(Beginning of Record excerpts)

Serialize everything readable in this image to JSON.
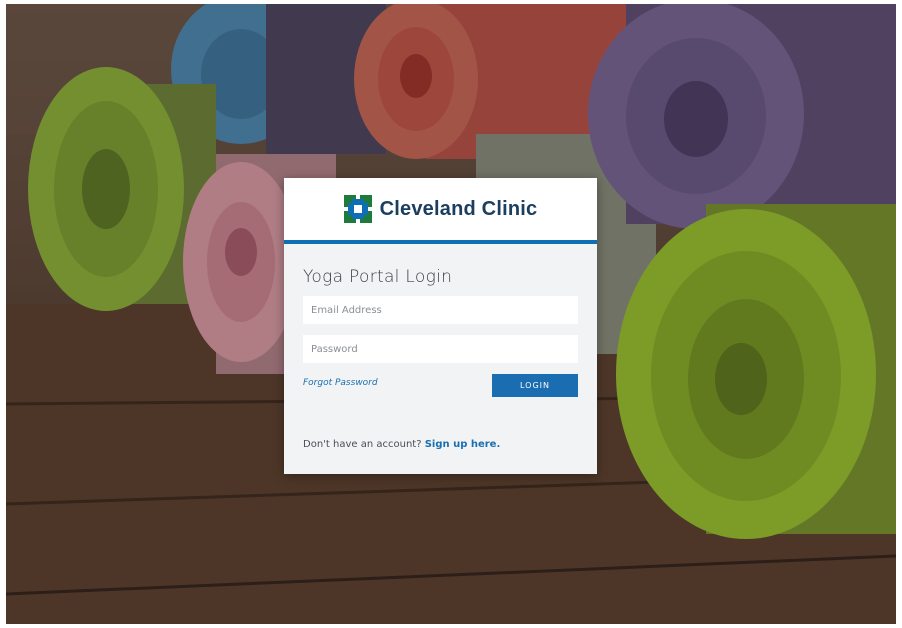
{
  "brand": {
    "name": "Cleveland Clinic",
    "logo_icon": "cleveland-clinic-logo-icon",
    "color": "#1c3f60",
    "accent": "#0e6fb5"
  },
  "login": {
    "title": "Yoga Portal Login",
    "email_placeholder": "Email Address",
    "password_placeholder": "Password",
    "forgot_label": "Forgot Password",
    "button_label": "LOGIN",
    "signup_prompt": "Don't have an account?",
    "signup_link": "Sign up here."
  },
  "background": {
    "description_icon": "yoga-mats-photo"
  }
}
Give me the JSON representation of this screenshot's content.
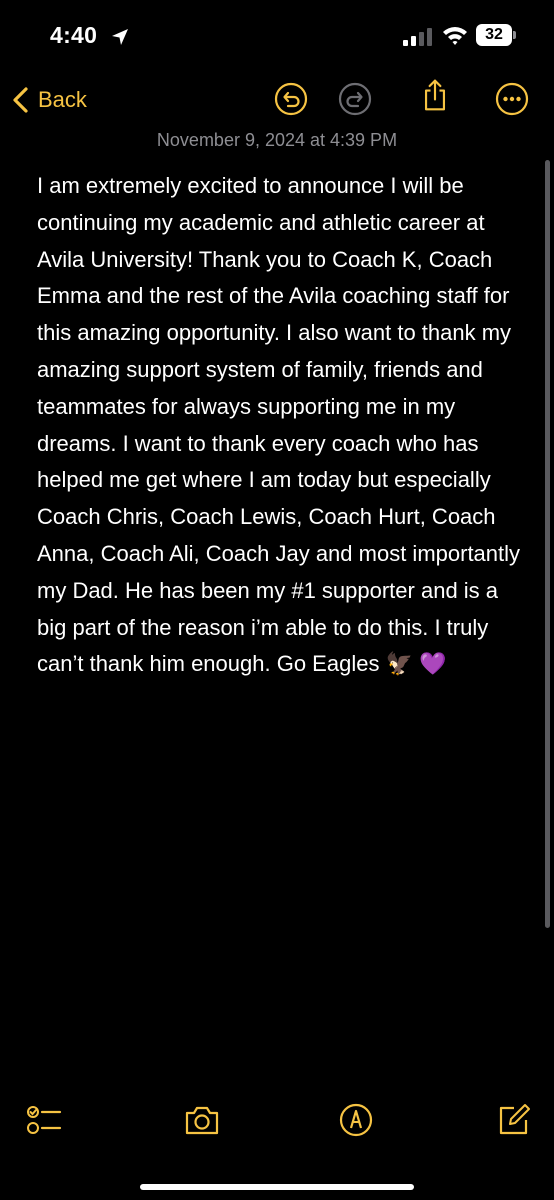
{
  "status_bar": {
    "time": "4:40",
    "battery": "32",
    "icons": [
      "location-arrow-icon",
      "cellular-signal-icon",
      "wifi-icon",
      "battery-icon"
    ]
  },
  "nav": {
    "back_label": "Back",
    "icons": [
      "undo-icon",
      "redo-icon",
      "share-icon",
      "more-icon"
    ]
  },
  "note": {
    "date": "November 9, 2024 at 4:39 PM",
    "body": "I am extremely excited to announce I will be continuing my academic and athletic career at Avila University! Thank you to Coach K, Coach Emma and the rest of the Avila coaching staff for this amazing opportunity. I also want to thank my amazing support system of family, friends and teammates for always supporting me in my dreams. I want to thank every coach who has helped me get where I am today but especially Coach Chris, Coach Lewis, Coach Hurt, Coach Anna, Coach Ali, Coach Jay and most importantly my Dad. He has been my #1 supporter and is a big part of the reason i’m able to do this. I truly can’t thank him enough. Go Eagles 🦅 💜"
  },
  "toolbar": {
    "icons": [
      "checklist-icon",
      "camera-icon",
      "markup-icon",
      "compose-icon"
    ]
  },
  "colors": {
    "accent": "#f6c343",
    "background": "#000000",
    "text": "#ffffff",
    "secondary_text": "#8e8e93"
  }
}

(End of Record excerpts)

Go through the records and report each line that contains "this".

:: Task answer ::
Serialize everything readable in this image to JSON.
Give me the JSON representation of this screenshot's content.
    "body": "I am extremely excited to announce I will be continuing my academic and athletic career at Avila University! Thank you to Coach K, Coach Emma and the rest of the Avila coaching staff for this amazing opportunity. I also want to thank my amazing support system of family, friends and teammates for always supporting me in my dreams. I want to thank every coach who has helped me get where I am today but especially Coach Chris, Coach Lewis, Coach Hurt, Coach Anna, Coach Ali, Coach Jay and most importantly my Dad. He has been my #1 supporter and is a big part of the reason i’m able to do this. I truly can’t thank him enough. Go Eagles 🦅 💜"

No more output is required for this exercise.